Several months before they even disappeared, concerns had been raised by the school about the relationship between Sussex schoolgirl Megan Stammers and her maths teacher Jeremy Forrest.
But what guidance is given by Nottinghamshire County Council to teachers to protect pupils and ensure that their relationships with teachers are always proper?
Coun Philip Owen, Nottinghamshire County Council’s committee chairman for children and young people’s services writes for Chad to explain the council’s policy.
Schools are responsible for the safety and well-being of all children in their care. And every adult working in a school is responsible and accountable for their own behaviour.
All teachers receive basic training in safeguarding and the welfare of children as part of their initial training. What we at Nottinghamshire County Council do is provide additional training for headteachers and those nominated in schools to take care of students.

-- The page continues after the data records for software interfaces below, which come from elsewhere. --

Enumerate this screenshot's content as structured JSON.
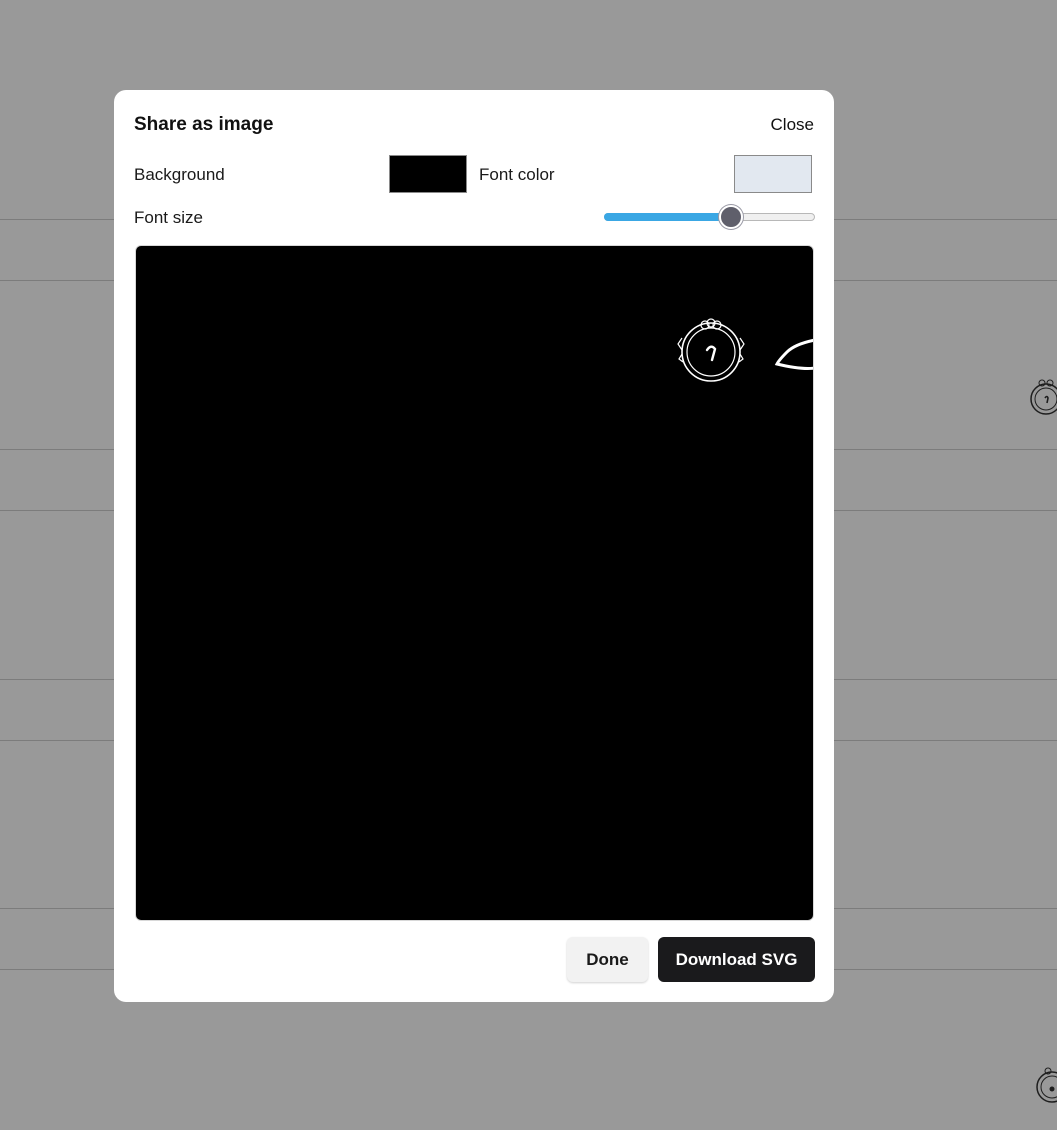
{
  "dialog": {
    "title": "Share as image",
    "close_label": "Close",
    "background_label": "Background",
    "background_color": "#000000",
    "font_color_label": "Font color",
    "font_color": "#e2e8f0",
    "font_size_label": "Font size",
    "font_size_level": 0.6,
    "done_label": "Done",
    "download_label": "Download SVG"
  },
  "colors": {
    "accent": "#3aa7e4",
    "primary_button": "#1a1a1c",
    "overlay": "rgba(0,0,0,0.40)"
  },
  "icons": [
    "quran-verse-end-medallion-icon",
    "text-stroke-fragment"
  ]
}
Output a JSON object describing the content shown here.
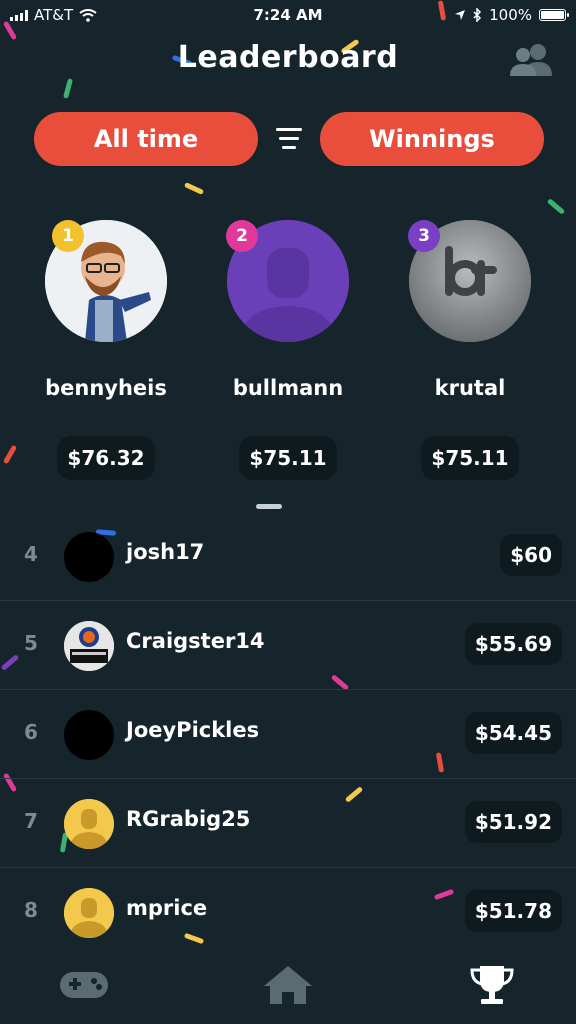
{
  "status_bar": {
    "carrier": "AT&T",
    "time": "7:24 AM",
    "battery": "100%"
  },
  "header": {
    "title": "Leaderboard"
  },
  "filters": {
    "period_label": "All time",
    "metric_label": "Winnings"
  },
  "podium": [
    {
      "rank": "1",
      "username": "bennyheis",
      "amount": "$76.32",
      "badge_color": "#f2c12e"
    },
    {
      "rank": "2",
      "username": "bullmann",
      "amount": "$75.11",
      "badge_color": "#e0399a"
    },
    {
      "rank": "3",
      "username": "krutal",
      "amount": "$75.11",
      "badge_color": "#7a3fc4"
    }
  ],
  "rows": [
    {
      "rank": "4",
      "username": "josh17",
      "amount": "$60"
    },
    {
      "rank": "5",
      "username": "Craigster14",
      "amount": "$55.69"
    },
    {
      "rank": "6",
      "username": "JoeyPickles",
      "amount": "$54.45"
    },
    {
      "rank": "7",
      "username": "RGrabig25",
      "amount": "$51.92"
    },
    {
      "rank": "8",
      "username": "mprice",
      "amount": "$51.78"
    }
  ],
  "tabbar": {
    "items": [
      "gamepad-icon",
      "home-icon",
      "trophy-icon"
    ],
    "active": "trophy-icon"
  },
  "colors": {
    "background": "#16242b",
    "accent": "#e84e3b",
    "avatar_purple": "#6a3fb8",
    "avatar_yellow": "#f2c94c"
  }
}
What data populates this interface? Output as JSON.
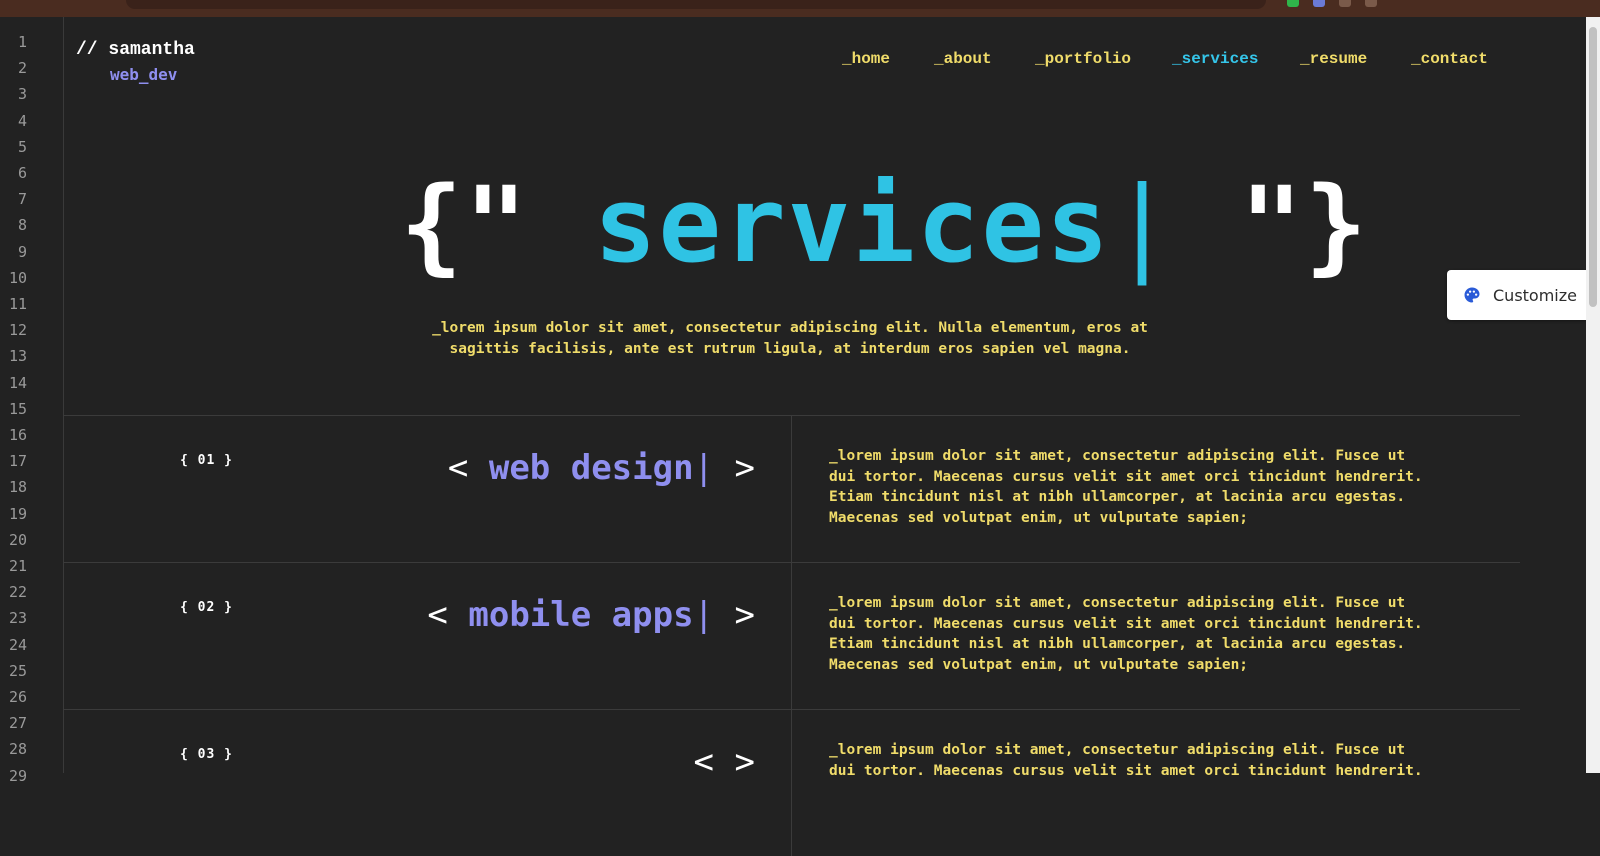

If schools do suspect that a relationship is developing or improper conduct has taken place, then we also give advice and guidance. All schools know that they should be contacting us where an incident has taken place that their designated officer from the local authority needs to know about.
But what’s key is that all schools and teachers know there are proper boundaries between themselves and all pupils irrespective of their age and gender.
Good advice is that teachers shouldn’t do anything that could lead any reasonable person to doubt their motives. If they keep to this, then their behaviour won’t give rise to any suspicions.
Teachers shouldn’t flirt, misconduct themselves or allow themselves to be tempted to do anything that is illegal and ruinous to their career.
It’s important to keep professional distance and know your boundaries. And teachers should understand that young people are vulnerable and that they’re in a position of trust and responsibility that should never be abused.
All children under 18 are protected in law and no teacher should ever take advantage.
If a teacher observes anything in school which gives them cause for doubt, they should always report it to their line manager. And if the school feels that a situation is untoward, they’re under a duty to contact us, no matter what kind of school or academy they are. We have a designated officer who will give close advice and support on exactly what they should do.
The nature of this advice will obviously depend on the circumstances – it might be helping the school with its investigations or guidance about involving Children’s Social Care or the police.
Situations such as Megan’s do occur, but I believe that in reality they’re rare which is probably what’s fuelled the media fascination with the Sussex case.
There may be attraction from time to time, but without exception, teachers need to behave professionally and never allow themselves to be tempted.